Salt Water Pools
First of all, salt water pools are NOT ‘chemical-free’.
Salt is added directly to the pool and a machine called a chlorine generator installed.
By electrolysis this device acts on the salt (sodium chloride) to produce the same form of chlorine (HOCL) as when any other sort of chlorine is added to the pool. The amount of chlorine produced can usually be adjusted on the control panel and most systems have a ‘superchlorinate’ function to ‘shock’ the pool. This is more convenient than adding tablets, powders or liquids.
To prevent scaling, staining and corrosion, keeping the water balanced is especially important on salt water pools. The pH, total alkalinity and hardness must be maintained in the proper range.
Most people enjoy swimming in a salt water pool. The water has a ‘soft’ feel. It is not like swimming in the ocean.
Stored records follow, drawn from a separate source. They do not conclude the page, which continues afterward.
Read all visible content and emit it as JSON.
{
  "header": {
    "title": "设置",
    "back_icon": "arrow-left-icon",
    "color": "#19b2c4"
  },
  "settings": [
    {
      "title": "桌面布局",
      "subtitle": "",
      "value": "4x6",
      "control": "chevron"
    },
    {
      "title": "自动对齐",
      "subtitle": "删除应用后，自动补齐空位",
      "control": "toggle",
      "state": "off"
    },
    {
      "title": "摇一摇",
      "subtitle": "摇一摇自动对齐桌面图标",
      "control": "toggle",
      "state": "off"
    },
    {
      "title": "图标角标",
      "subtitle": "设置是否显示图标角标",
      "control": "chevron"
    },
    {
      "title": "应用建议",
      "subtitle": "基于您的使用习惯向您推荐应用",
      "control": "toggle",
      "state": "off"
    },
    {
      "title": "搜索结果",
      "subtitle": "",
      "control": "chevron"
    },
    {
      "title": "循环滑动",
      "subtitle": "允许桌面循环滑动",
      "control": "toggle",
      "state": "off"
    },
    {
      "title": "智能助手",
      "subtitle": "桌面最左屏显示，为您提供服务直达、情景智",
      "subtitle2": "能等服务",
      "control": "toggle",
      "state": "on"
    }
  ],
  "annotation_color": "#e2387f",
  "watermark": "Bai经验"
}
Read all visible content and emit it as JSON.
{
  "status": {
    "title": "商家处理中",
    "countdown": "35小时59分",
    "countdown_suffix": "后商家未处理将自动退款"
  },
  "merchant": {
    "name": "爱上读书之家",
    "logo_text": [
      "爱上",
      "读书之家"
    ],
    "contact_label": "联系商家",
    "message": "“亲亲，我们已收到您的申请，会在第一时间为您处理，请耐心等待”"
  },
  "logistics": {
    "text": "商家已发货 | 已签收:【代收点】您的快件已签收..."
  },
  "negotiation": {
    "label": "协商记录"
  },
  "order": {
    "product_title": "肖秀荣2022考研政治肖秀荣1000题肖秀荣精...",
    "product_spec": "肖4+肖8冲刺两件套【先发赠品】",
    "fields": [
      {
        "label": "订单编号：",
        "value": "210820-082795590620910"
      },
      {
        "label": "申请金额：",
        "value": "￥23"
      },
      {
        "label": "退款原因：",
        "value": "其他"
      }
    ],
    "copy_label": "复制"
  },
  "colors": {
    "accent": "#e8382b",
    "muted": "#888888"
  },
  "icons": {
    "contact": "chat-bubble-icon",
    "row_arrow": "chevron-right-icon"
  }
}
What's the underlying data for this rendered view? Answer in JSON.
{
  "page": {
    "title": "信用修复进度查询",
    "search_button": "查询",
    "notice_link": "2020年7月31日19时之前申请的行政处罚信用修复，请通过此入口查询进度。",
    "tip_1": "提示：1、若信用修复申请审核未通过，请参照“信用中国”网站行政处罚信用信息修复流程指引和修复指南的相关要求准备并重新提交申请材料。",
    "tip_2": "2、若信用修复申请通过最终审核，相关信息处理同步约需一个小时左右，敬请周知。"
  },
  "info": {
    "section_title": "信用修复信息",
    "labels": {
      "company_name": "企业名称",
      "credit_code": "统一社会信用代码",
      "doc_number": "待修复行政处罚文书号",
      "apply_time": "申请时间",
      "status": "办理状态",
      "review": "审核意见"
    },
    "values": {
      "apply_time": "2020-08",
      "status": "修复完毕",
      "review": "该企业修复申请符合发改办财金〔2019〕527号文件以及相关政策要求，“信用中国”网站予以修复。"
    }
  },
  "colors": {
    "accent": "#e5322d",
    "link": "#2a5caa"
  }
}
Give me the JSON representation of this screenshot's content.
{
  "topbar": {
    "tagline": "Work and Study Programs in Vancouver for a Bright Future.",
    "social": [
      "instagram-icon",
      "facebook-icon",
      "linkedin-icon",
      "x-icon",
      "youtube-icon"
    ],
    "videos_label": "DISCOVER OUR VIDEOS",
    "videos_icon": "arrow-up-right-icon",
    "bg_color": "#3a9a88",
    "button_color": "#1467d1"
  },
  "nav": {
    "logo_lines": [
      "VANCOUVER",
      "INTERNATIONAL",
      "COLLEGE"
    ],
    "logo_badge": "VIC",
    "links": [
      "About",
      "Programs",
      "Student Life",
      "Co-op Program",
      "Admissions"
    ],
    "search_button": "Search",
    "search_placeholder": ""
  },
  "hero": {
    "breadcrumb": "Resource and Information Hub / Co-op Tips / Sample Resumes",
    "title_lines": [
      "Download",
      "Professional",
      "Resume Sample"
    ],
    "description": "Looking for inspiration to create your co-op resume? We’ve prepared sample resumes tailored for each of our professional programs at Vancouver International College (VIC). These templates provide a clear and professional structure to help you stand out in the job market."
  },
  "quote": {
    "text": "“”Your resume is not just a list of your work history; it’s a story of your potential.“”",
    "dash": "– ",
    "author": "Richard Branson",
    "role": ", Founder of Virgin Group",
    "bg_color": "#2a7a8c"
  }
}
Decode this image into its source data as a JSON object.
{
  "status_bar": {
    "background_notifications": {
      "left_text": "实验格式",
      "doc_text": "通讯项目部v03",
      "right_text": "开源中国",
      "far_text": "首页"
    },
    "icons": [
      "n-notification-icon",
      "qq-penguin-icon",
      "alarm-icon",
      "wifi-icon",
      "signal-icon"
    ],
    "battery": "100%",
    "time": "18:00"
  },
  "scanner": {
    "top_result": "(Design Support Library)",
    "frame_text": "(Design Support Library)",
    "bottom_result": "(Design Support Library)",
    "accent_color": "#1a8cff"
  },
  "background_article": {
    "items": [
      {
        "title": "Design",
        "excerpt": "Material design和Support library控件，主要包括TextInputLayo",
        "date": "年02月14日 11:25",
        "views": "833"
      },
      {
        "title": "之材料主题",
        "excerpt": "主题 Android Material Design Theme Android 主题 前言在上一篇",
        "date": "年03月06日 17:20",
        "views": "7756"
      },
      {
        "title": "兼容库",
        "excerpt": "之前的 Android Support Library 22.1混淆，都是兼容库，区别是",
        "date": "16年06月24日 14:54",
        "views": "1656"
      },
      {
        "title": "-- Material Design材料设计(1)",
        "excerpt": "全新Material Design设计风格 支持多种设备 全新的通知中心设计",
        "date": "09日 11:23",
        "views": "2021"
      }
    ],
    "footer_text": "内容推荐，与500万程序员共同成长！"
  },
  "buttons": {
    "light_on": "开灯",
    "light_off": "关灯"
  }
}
Recommended salt levels for pools vary from 1600 to 4000 ppm depending on the manufacturer of the system. Ocean salt levels are about 35,000 ppm.
If water is lost from the pool due to backwashing, splash out, draining excess rain water or a leak, the salt in the pool may need to be topped up. The pool also needs stabilizer to protect the chlorine from sunlight. Since the stabilizer and salt levels go down together, the easiest way to add both salt and stabilizer is by adding GEN-R-8 Conditioner CL. Water lost to evaporation does not reduce these levels.
We recommend the use of cartridge filters on salt water pools.
As noted, backwashing of sand filters reduces pool salt levels requiring regular additions of salt. Cartridge filters do not require backwashing.
Salt water is more electrically conductive. To reduce damage to equipment due to increased galvanic action, the equipment and the pool should be electrically bonded.
The cell that produces the chlorine will need occasional cleaning with an acid solution such as Mursatt Cell Cleaner. How often will depend on how balanced your pool water is.
Expect to replace the cell after 4 to 5 years.
When shopping for a chlorine generator, things to consider are:
- How do you control the amount of chlorine produced?
- Does the display give actual readings or just warning lights?
- What is the required salt level?
- Ease of cleaning, maintaining and winterizing?
If you are considering an automated control system for your pool, be sure to verify if your local municipality has any regulations forbidding the discharge of salt water.